Future predictions are usually vague. It is not the case with Jonathan Auerbach and Phyllis Wan’s analysis of the expected urban skyline by 2050. They predict(1) the prevalence and nature of skyscrapers in the year 2050 if present trends continue, regarding tall buildings as “random exceedances” over a threshold and using extreme value analysis to characterise their profile.
Skyscraper construction has increased at a remarkably steady rate. The number of skyscrapers exceeding 150 meters and 40 floors has risen eight percent each year since 1950. If this trend continues, 41,000 skyscrapers will surpass 150 meters and 40 floors, an increase of 8% a year, far outpacing the expected urban population growth of 2% a year.
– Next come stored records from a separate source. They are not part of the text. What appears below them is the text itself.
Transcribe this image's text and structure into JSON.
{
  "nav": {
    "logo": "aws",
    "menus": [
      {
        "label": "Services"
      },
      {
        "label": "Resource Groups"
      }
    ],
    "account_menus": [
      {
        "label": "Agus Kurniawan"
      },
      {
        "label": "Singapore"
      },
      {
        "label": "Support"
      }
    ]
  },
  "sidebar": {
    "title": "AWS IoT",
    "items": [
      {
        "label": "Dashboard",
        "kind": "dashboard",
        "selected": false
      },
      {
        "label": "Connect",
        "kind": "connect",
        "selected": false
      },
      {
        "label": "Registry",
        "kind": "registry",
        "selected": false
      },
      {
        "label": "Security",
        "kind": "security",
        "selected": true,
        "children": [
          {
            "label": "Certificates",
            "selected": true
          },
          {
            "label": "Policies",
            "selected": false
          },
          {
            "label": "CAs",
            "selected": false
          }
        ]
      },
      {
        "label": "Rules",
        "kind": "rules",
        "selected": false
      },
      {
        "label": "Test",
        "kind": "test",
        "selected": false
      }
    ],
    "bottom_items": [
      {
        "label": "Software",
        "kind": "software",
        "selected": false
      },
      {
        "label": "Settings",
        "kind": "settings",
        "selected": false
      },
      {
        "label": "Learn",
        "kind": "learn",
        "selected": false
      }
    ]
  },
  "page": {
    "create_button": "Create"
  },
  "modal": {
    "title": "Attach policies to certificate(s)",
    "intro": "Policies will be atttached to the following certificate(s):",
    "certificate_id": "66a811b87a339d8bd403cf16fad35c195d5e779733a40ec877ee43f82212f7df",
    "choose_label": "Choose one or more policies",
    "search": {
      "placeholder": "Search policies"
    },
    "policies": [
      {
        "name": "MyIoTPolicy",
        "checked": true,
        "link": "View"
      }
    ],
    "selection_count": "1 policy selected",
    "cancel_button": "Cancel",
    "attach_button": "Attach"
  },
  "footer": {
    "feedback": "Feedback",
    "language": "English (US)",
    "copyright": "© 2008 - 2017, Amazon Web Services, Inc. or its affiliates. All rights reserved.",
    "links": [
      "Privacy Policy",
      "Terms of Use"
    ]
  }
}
The tallest skyscraper has doubled in height since 1950, yet the height increase of the typical tall skyscraper is not statistically significant. In fact, the same statistical distribution describes the heights of skyscrapers exceeding 225 meters since 1950. Tallest skyscrapers are increasing not because skyscrapers are getting taller but because more buildings are being constructed and thus more buildings are eligible to be the tallest. Assuming the same distribution of skyscraper heights continues to hold:
- The probability a new building will exceed the current tallest building, the Burj Khalifa (828 meters), is estimated to be nearly 100 percent.
- The probability that a new building will exceed the Jeddah Tower (1,000 meters), scheduled to open in 2020, is 77 percent.
- The probability that a new building will exceed one mile is 9 percent.
If a mile-high skyscraper is constructed, we predict it will hold fewer occupants than many mile-highs currently designed. We predict roughly three-quarters the number of floors of the Mile-High Tower, two-thirds of Next Tokyo’s Sky Mile Tower, and half the floors of Frank Lloyd Wright’s The Illinois—three prominent plans of the mile-high skyscraper vision. However, we anticipate the relationship between floor and height will vary considerably across cities.